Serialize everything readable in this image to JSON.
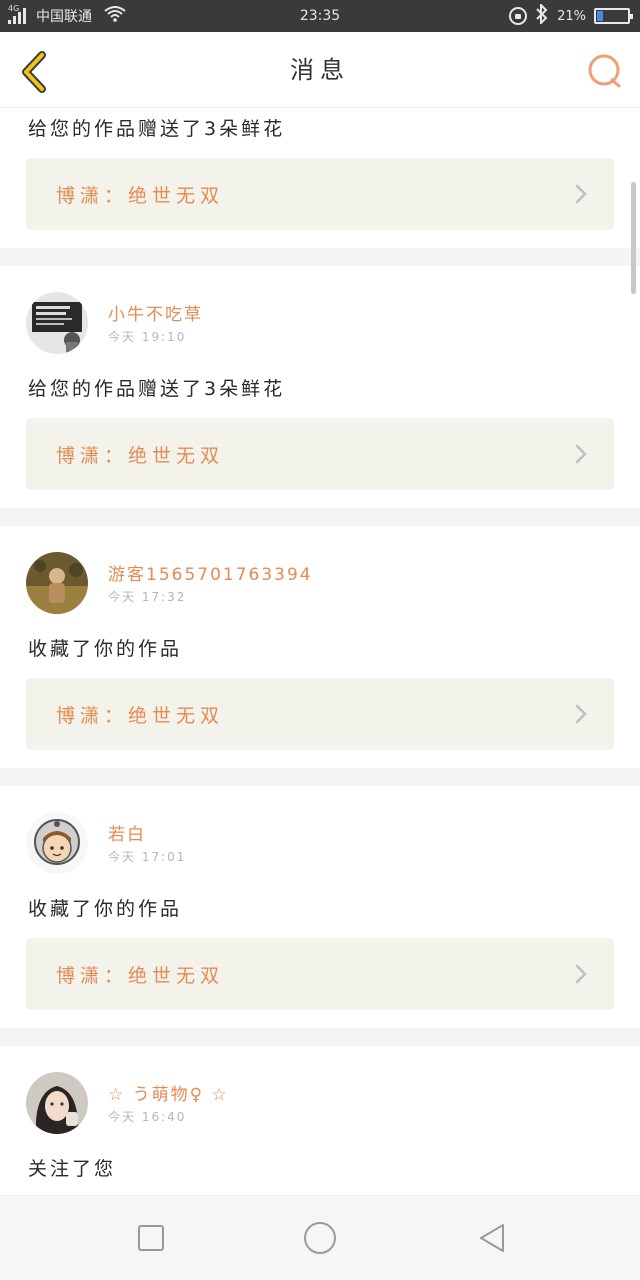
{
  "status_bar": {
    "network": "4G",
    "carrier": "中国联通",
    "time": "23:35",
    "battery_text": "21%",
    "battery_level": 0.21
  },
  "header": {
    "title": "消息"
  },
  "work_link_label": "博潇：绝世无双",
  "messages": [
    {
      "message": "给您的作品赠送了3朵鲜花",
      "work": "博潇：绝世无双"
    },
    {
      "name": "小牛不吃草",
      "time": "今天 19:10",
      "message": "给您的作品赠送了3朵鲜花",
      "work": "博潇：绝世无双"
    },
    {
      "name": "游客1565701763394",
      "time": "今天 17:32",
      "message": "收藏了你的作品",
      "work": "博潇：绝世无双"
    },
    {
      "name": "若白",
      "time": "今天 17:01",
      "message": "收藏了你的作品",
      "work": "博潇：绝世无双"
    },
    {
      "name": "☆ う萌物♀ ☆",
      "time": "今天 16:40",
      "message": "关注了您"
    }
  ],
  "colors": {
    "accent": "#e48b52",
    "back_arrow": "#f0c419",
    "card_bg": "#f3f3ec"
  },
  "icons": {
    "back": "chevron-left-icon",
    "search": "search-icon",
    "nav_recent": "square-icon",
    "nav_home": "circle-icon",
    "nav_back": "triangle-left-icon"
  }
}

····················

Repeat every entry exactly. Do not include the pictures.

Serialize everything readable in this image to JSON.
{
  "status_bar": {
    "network": "4G",
    "carrier": "中国联通",
    "time": "23:35",
    "battery_text": "21%",
    "battery_level": 0.21
  },
  "header": {
    "title": "消息"
  },
  "work_link_label": "博潇：绝世无双",
  "messages": [
    {
      "message": "给您的作品赠送了3朵鲜花",
      "work": "博潇：绝世无双"
    },
    {
      "name": "小牛不吃草",
      "time": "今天 19:10",
      "message": "给您的作品赠送了3朵鲜花",
      "work": "博潇：绝世无双"
    },
    {
      "name": "游客1565701763394",
      "time": "今天 17:32",
      "message": "收藏了你的作品",
      "work": "博潇：绝世无双"
    },
    {
      "name": "若白",
      "time": "今天 17:01",
      "message": "收藏了你的作品",
      "work": "博潇：绝世无双"
    },
    {
      "name": "☆ う萌物♀ ☆",
      "time": "今天 16:40",
      "message": "关注了您"
    }
  ],
  "colors": {
    "accent": "#e48b52",
    "back_arrow": "#f0c419",
    "card_bg": "#f3f3ec"
  },
  "icons": {
    "back": "chevron-left-icon",
    "search": "search-icon",
    "nav_recent": "square-icon",
    "nav_home": "circle-icon",
    "nav_back": "triangle-left-icon"
  }
}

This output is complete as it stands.